Required work:
Return each record unchanged and drop the images.

Information supplied:

####

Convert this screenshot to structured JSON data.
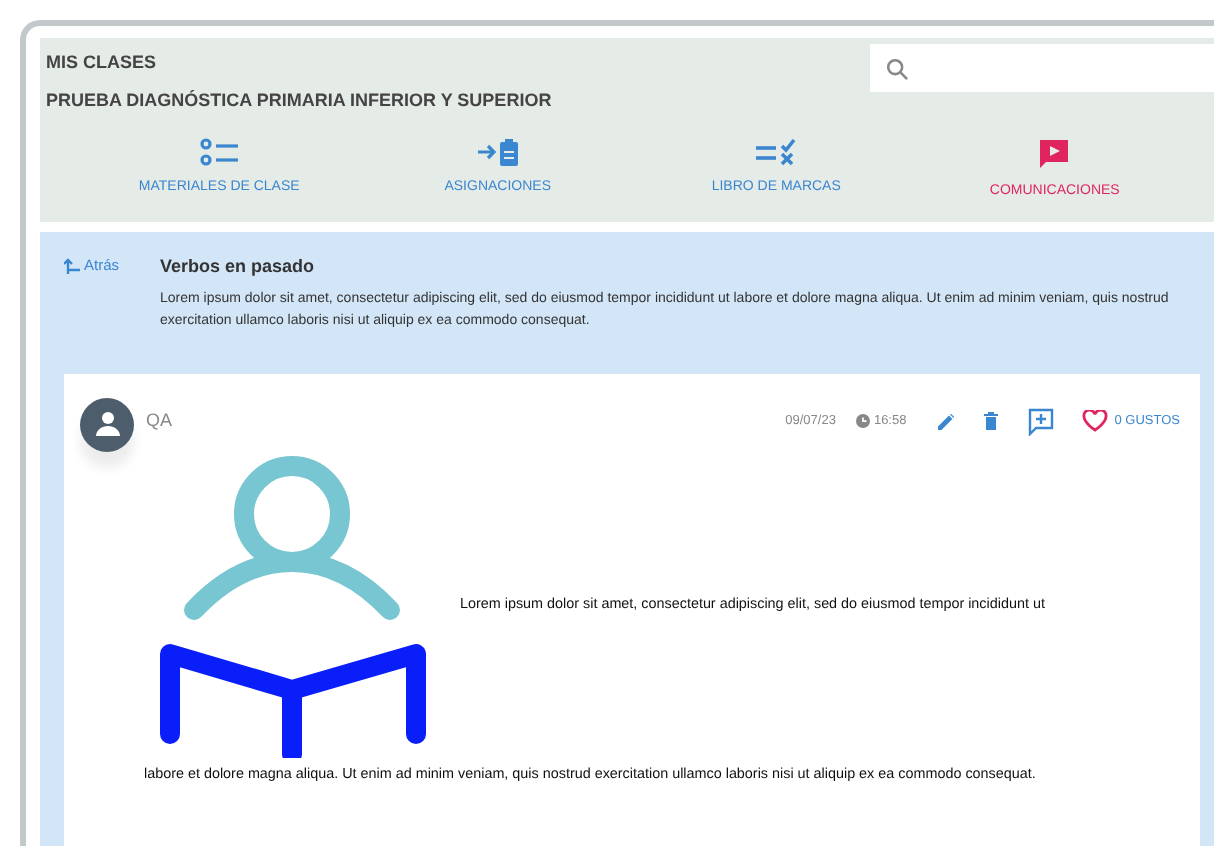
{
  "header": {
    "breadcrumb": "MIS CLASES",
    "course": "PRUEBA DIAGNÓSTICA PRIMARIA INFERIOR Y SUPERIOR"
  },
  "nav": [
    {
      "label": "MATERIALES DE CLASE",
      "kind": "materials",
      "selected": false
    },
    {
      "label": "ASIGNACIONES",
      "kind": "assignments",
      "selected": false
    },
    {
      "label": "LIBRO DE MARCAS",
      "kind": "gradebook",
      "selected": false
    },
    {
      "label": "COMUNICACIONES",
      "kind": "communications",
      "selected": true
    }
  ],
  "topic": {
    "back": "Atrás",
    "title": "Verbos en pasado",
    "description": "Lorem ipsum dolor sit amet, consectetur adipiscing elit, sed do eiusmod tempor incididunt ut labore et dolore magna aliqua. Ut enim ad minim veniam, quis nostrud exercitation ullamco laboris nisi ut aliquip ex ea commodo consequat."
  },
  "post": {
    "author": "QA",
    "date": "09/07/23",
    "time": "16:58",
    "likes": "0 GUSTOS",
    "liked": false,
    "text_beside_image": "Lorem ipsum dolor sit amet, consectetur adipiscing elit, sed do eiusmod tempor incididunt ut",
    "text_below_image": "labore et dolore magna aliqua. Ut enim ad minim veniam, quis nostrud exercitation ullamco laboris nisi ut aliquip ex ea commodo consequat."
  }
}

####

Solution for this task:
Convert this screenshot to structured JSON data.
{
  "header": {
    "breadcrumb": "MIS CLASES",
    "course": "PRUEBA DIAGNÓSTICA PRIMARIA INFERIOR Y SUPERIOR"
  },
  "nav": [
    {
      "label": "MATERIALES DE CLASE",
      "kind": "materials",
      "selected": false
    },
    {
      "label": "ASIGNACIONES",
      "kind": "assignments",
      "selected": false
    },
    {
      "label": "LIBRO DE MARCAS",
      "kind": "gradebook",
      "selected": false
    },
    {
      "label": "COMUNICACIONES",
      "kind": "communications",
      "selected": true
    }
  ],
  "topic": {
    "back": "Atrás",
    "title": "Verbos en pasado",
    "description": "Lorem ipsum dolor sit amet, consectetur adipiscing elit, sed do eiusmod tempor incididunt ut labore et dolore magna aliqua. Ut enim ad minim veniam, quis nostrud exercitation ullamco laboris nisi ut aliquip ex ea commodo consequat."
  },
  "post": {
    "author": "QA",
    "date": "09/07/23",
    "time": "16:58",
    "likes": "0 GUSTOS",
    "liked": false,
    "text_beside_image": "Lorem ipsum dolor sit amet, consectetur adipiscing elit, sed do eiusmod tempor incididunt ut",
    "text_below_image": "labore et dolore magna aliqua. Ut enim ad minim veniam, quis nostrud exercitation ullamco laboris nisi ut aliquip ex ea commodo consequat."
  }
}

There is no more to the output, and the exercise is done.